Bataclan Aftermath: First Photo Of Paris Attack Aftermath Inside Bataclan Theater Released [Photo]

Days after the tragic Paris attack, remnants of sorrow still remain. Following the release of footage detailing the moment jihadists opened fire on Eagles Of Death Metal concertgoers inside the Bataclan theater on the evening of Friday, November 13, photos have also been released. According to the Daily Mail, photos of the bloodied Bataclan theater aftermath have emerged. It has been reported that the photo, which captures the interior of the concert hall, was taken shortly after the attack took place. In the photo, several lifeless bodies can be seen lying in pools of blood and debris.

The Bataclan shooting and aftermath was only part of the ISIS-orchestrated massacre that took place. The horrific shooting, which left 129 dead and 352 injured, is reportedly the worst act of violence seen in France since the Second World War. In addition to the Bataclan theater shooting, groups of jihadists also left a number of bars, clubs, and the Stade de France football stadium riddled with bullets and lifeless bodies.

Warning: Photo contains graphic content that may be offensive to some viewers.

Several survivors have shared chilling accounts of the series of events that unfolded. Inside the Bataclan theater alone, approximately 30 people were fatally wounded during the chaos, which consisted of gunfire and one suicide bombing. One witness revealed four assailants entered the concert hall with AK-47 assault rifles. In French, they briefly explained the reason behind the attack. The deadly attack went on for approximately 10 minutes.

” ‘What you are doing in Syria, you are going to pay for it now.’ Another cried: ‘This is for Syria.’ Then, aiming their weapons, they issued short bursts of fire, killing two or three people at a time. Survivors would speak later of the terror, of people crawling on top of each other, covering their heads, whispering prayers. For ten minutes, the gunmen slowly picked off their victims as they lay face-down, deliberately pausing for a minute every so often, raising the already appalling sense of dread. They shot, recharged their guns, and shot again.”

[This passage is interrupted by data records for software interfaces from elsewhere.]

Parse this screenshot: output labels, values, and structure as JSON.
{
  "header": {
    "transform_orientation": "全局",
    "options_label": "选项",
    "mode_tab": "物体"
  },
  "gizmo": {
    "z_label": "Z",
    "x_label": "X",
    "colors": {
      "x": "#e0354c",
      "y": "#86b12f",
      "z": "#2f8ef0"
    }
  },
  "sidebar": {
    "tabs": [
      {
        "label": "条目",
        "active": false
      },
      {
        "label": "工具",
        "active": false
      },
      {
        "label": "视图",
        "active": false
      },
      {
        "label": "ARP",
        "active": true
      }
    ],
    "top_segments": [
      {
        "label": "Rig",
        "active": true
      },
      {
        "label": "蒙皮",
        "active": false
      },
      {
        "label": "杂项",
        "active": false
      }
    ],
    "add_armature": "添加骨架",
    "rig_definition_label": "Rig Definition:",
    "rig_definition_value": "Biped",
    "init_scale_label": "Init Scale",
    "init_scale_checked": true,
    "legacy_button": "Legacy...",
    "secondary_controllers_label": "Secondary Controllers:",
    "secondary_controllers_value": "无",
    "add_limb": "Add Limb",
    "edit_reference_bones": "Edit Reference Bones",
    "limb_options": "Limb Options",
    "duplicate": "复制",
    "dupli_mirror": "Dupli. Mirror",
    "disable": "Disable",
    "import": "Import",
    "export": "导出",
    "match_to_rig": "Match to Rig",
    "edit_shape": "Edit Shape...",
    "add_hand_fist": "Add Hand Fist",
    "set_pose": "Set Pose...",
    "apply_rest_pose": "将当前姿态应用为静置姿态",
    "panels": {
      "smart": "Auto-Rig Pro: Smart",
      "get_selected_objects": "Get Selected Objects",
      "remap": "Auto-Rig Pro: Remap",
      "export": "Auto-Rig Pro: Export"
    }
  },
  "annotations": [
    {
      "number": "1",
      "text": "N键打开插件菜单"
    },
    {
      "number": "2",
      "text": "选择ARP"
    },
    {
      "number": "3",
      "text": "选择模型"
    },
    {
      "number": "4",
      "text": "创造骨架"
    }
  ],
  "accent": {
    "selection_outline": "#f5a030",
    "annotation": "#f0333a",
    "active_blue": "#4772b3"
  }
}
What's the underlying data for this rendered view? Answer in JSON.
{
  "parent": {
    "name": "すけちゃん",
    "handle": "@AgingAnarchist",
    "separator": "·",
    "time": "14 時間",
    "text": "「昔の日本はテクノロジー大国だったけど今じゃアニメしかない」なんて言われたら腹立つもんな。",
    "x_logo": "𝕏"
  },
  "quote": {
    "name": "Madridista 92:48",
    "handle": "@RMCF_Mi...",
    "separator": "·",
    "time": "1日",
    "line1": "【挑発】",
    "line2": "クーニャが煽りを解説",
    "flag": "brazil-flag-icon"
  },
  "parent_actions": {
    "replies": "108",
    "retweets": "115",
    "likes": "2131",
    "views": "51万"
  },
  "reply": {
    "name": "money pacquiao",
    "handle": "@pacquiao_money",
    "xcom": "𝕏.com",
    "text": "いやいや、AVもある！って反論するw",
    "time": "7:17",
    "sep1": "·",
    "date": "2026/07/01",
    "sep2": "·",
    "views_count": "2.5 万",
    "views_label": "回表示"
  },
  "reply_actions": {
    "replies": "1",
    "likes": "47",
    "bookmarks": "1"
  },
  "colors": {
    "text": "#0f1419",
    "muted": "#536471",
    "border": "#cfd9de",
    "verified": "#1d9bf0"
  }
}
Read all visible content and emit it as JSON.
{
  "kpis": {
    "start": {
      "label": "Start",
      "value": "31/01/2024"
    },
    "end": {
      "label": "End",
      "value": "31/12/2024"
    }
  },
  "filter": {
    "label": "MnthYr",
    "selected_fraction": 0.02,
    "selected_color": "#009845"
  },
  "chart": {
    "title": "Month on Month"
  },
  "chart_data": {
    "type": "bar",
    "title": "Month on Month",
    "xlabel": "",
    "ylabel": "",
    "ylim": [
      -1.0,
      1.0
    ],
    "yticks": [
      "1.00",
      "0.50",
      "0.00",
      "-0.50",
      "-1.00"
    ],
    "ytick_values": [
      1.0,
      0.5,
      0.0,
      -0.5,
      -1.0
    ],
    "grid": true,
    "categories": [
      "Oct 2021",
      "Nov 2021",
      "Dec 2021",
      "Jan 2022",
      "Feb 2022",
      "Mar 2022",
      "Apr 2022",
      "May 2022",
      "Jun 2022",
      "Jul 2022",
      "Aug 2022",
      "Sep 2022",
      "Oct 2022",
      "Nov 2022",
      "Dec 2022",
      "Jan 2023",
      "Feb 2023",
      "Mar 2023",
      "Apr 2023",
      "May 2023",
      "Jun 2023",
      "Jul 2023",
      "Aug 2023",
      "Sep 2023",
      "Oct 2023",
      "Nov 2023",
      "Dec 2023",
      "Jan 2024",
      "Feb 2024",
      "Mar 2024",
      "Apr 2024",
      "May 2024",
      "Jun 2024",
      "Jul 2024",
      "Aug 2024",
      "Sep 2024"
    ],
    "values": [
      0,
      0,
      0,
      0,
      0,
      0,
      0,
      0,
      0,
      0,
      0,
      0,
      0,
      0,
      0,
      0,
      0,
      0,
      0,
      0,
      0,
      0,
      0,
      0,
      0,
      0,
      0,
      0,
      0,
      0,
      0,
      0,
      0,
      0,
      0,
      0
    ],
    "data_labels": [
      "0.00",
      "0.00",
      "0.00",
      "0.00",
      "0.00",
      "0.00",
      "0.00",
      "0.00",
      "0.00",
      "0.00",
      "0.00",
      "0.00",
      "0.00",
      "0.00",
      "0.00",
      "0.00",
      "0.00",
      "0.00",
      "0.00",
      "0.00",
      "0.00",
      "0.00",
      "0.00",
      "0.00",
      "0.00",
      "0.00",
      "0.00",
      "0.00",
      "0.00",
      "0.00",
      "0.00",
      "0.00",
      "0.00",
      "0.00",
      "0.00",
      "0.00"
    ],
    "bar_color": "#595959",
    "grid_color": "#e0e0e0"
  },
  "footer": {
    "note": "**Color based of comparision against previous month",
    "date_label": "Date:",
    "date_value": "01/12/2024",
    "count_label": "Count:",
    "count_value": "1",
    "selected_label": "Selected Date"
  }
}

Pierre Janaszak, a French radio personality, was also at the Bataclan theater at the time of the shooting. Like many who have recounted the Paris shooting and Bataclan aftermath, Janaszak also cited that the eerily calm shooters fired relentlessly until lifeless bodies and pools of blood were everywhere. He also voiced his disapproval of President François Hollande’s decision to allow Syrian refugees into France under the refugee resettlement network.

“They didn’t stop firing. There was blood everywhere, corpses everywhere. Everyone was trying to flee… I clearly heard them say ‘It’s the fault of Hollande, it’s the fault of your president, he should not have intervened in Syria.’ “

Although Syrian refugees have not been accused of being involved in the shooting, the refugee debate stems from reports revealing how suicide bomber Ahmed Almuhamed was able to enter France. It has been reported that he and other bombers entered France with fake Syrian passports under the guise of refugees.

PARIS, FRANCE - NOVEMBER 13: Policemen patrol the streets during gunfire near the Bataclan concert hall on November 13, 2015 in Paris, France. Gunfire and explosions in multiple locations erupted in the French capital with early casualty reports indicating at least 60 dead. (Photo by Antoine Antoniol/Getty Images)

The alleged oversight has reportedly sparked outrage internationally as an influx of Syrian refugees have been relocated to many different parts of the world, including the United States. Shortly after the tragedy occurred, Louisiana Governor Bobby Jindal made headlines when he addressed the Obama administration, accusing them of keeping Americans in the dark about the Syrian refugees being housed in the United States. The Bataclan aftermath has caught the attention of many social media users who find the entire incident quite disturbing.

[Photo by Antoine Antoniol / Getty Images]